Price vs. Cost
Prices are easy to understand. If you buy a new car, the price is what you pay the dealer to drive it off the lot. Sure you may have to haggle with the car dealer (unless you buy via fax like I did), but you reach an agreed price, pay up, and the new car is yours. Unfortunately, the cost of that new car is far greater than the price you paid. Fuel, cleaning, repairs, insurance and upkeep all add to your cost. If you have a long commute, that cheap gas guzzler may turn out to be more costly than the higher priced hybrid.
Just like buying a car, if you buy cheap, poorly supported hosting services, you may find your provider burns more of your time than a higher priced, better supported alternative.
When you are pricing Linux server management hosting or support services, there can be many hidden costs. The price you pay may just be a small part of your overall cost. For example, what are your costs caused by?
- Slow response times during outages.
- Project delays due to deployment problems.
- Extra servers required due to poor optimization.
- Data loss due to lack of disaster recovery planning.
- Extra time required to sort out recurring service problems.
These issues are not reflected in the price tag. So while the price may be cheap, the cost may be significant.
About a year ago, we moved a client from a budget dedicated server provider to our managed hosting solution. The price tag for the management, backup and new server at SoftLayer was about three times the price of the previous provider. However, the costs were significantly less.
After moving the client to our services, he noticed an immediate bump in traffic. Since the site is a powered by advertising, every page view you can squeeze out is added revenue. With some additional tuning, traffic was up almost 50% within a week with revenue growth to match. User complaints subsided, further powering the growth of the site.
What was the issue? The prior provider had throttled the site to 100Mbit. They did not offer 1000Mbit networking. So, for a few hours each day, the site was being limited by the low price hosting solution. This was costing significantly in terms of revenue.
I never like to make financial decisions for people. So, at rackAID, I require that we focus on business and technical goals. Once we lay out these goals, we then recommend a solution to meet those needs. By being goal focused, you don’t get sucked in by low priced, special offers that may turn out to be very costly to your business.
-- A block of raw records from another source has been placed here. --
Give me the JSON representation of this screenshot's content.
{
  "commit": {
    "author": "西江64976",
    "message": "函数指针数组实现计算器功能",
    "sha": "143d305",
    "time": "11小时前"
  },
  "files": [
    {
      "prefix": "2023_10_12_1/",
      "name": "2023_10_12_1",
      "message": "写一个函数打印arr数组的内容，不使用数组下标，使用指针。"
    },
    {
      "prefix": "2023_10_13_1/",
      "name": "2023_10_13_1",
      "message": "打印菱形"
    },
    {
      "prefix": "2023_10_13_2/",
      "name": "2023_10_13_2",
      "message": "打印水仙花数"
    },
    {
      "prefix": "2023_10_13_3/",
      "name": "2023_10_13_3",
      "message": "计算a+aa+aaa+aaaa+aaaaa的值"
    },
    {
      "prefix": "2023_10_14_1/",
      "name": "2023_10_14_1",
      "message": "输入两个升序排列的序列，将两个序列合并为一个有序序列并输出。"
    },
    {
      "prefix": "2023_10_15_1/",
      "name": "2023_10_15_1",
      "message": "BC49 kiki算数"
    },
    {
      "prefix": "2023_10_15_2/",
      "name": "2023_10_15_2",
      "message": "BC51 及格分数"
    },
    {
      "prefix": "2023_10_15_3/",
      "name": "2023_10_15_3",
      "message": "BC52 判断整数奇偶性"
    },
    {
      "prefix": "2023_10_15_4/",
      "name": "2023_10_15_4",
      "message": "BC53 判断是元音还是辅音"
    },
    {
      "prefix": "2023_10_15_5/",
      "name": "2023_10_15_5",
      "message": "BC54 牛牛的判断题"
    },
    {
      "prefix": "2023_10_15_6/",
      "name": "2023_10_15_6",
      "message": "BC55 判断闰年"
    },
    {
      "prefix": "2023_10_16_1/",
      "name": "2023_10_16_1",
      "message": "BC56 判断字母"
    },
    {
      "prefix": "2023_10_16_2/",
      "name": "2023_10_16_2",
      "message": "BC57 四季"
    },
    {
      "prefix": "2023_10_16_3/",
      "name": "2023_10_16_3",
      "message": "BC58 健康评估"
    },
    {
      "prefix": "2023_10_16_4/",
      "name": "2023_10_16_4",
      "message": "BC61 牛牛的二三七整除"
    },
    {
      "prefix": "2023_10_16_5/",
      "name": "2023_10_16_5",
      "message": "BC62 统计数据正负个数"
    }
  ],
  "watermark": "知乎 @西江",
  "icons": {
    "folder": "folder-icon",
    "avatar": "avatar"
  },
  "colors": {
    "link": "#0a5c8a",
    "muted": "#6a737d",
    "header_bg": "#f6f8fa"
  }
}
What items do you consider as costs associated with dealing with a server management service or hosting provider? Have you ever calculated how much time you spend dealing with recurring service issues? I would like to know what strategies you use to set your web hosting budget.